“It gets even even worse, actually — much, much even even even worse,” stated Liz Kosse, manager of the Washington State workplace regarding the Navy-Marine Corps Relief community, a nonprofit team that will help solution people just like the officer that is petty.
Once the sailor and her spouse, a federal federal government worker, took down their very first loan that is triple-digit Ms. Kosse said, “none for this — the potential risks with their house and their livelihood — had ever happened in their mind.”
The few asked Ms. Kosse to talk for the kids because, she said, these were worried about losing their safety clearances and perchance their jobs should they had been identified. The military considers debt that is excessive risk of security, saying it departs a site user in danger of monetary inducements to commit espionage.
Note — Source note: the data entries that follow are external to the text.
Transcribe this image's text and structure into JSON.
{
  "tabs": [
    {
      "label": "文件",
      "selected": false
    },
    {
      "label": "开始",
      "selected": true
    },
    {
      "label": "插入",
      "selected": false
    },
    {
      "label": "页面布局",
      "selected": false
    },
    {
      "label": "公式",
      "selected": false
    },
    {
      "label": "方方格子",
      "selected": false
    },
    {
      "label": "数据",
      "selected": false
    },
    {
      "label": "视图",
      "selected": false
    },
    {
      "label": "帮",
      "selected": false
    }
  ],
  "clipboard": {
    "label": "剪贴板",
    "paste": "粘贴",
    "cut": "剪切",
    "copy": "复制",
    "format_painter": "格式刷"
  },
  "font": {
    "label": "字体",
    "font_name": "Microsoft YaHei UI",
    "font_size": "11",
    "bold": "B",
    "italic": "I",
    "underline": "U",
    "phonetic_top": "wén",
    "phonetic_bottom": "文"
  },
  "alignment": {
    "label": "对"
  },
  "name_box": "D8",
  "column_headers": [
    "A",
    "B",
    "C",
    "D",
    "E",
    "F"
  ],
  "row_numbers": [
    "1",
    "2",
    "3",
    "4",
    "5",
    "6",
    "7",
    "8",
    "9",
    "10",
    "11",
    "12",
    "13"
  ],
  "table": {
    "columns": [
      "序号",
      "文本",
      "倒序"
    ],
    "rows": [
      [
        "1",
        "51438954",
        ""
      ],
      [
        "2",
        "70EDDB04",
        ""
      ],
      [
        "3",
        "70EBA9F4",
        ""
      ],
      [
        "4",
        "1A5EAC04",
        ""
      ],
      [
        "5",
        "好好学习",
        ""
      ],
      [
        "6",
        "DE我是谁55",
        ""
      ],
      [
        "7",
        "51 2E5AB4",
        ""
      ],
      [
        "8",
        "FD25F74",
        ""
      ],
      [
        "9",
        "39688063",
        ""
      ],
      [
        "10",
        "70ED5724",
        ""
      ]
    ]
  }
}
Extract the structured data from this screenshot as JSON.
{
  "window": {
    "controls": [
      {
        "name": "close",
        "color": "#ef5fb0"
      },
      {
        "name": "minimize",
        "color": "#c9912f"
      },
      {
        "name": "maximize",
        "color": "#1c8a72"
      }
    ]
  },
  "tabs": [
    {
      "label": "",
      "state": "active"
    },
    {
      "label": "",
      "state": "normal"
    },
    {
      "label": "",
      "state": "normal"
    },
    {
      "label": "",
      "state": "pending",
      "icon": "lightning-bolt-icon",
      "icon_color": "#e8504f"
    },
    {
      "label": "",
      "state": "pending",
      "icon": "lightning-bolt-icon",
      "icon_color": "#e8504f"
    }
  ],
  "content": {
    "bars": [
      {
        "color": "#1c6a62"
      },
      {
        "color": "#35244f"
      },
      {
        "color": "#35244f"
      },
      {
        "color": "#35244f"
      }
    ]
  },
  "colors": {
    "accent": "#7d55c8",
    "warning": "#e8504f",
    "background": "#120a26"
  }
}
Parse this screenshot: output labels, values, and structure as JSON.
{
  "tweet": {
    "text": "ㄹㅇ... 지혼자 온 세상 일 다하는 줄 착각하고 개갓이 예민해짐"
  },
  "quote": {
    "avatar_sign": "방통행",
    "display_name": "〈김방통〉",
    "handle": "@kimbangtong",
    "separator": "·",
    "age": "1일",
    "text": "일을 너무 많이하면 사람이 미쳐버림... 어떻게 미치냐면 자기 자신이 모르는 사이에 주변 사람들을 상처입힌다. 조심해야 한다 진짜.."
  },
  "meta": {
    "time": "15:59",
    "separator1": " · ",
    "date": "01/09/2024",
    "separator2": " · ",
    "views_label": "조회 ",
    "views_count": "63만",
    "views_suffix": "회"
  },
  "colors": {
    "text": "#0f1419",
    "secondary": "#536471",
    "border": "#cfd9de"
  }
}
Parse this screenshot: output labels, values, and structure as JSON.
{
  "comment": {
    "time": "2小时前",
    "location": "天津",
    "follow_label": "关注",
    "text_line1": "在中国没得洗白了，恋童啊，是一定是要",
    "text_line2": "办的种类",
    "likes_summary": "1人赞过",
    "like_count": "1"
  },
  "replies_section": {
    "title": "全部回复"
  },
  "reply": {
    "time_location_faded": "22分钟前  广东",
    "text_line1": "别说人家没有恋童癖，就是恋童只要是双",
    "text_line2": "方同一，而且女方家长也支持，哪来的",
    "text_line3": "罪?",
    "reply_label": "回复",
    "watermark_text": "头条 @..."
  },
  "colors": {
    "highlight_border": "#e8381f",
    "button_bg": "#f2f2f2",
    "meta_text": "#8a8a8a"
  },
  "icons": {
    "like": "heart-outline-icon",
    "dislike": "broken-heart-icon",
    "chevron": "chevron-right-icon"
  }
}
Typically young, economically naГЇve and frequently in short supply of money, army individuals provide a customer that is lucrative for high-cost instant lenders, referred to as payday loan providers, along with more conventional customer finance outlets, whose prices can meet or exceed 30 %.
A new study has found in the 37 states that allow them — up from 28 five years ago — payday lenders have opened a disproportionate number of outlets on the edges of military bases. Plus in the 13 states that club them, payday loan providers have however cropped up around bases in disguise, posing as catalog stores or Web cafes, regulators state. Besides often adopting army names, they often times promote in base newspapers or operate online with unique links to attract army clients.
The city Financial Services Association, which represents about 60 per cent of this payday industry, claims its people provide an invaluable solution for individuals who require money for emergencies. And also the short-term loans, if paid down promptly, can cost not so much on a yearly foundation than the usual bounced check or a charge card advance, the team contends.
Steven Schlein, a spokesman when it comes to team, denied that the industry specifically pursued consumers that are military. He stated they constructed just two to three per cent of all cash advance clients. Nearly all are young middle-income families that are civilian he stated.
Nevertheless, in reaction to complaints through the armed services, the relationship has put up an advisory council led with a retired Army general, and contains drafted a voluntary code of “military guidelines” for payday loan providers.
As payday loan providers have actually gained ground, federal efforts to guard army individuals from high rates of interest have experienced success that is little. A longstanding federal legislation, updated a year ago since the Servicemembers Civil Relief Act, calls for that the attention price on any financial obligation that solution people took in before they enlisted should be paid down to 6 per cent if they continue active responsibility.
But there is however no restriction on the prices they may be charged once they get; a bill that could have imposed one sank and stalled in Congress this autumn. And few if any lenders that are high-cost also those over and over over over and over over and over repeatedly in big trouble with regulators — have already been announced down limitations by the Pentagon or neighborhood commanders, army attorneys state.
However, many armed forces authorities say solution people need more security, particularly in wartime.
Unexpected deployments can have them from paying down debts. And besides being rejected safety clearances, solution users can even be discharged or court-martialed for defaulting on debts.
Then there clearly was the issue of distraction. “the very last thing you want,” stated a retired Navy captain, Chalker W. Brown, now a vice president associated with VyStar Credit Union in Jacksonville, Fla., “is a new sailor programming a Tomahawk missile within the Persian Gulf that is fretting about whether their automobile will be repossessed home.”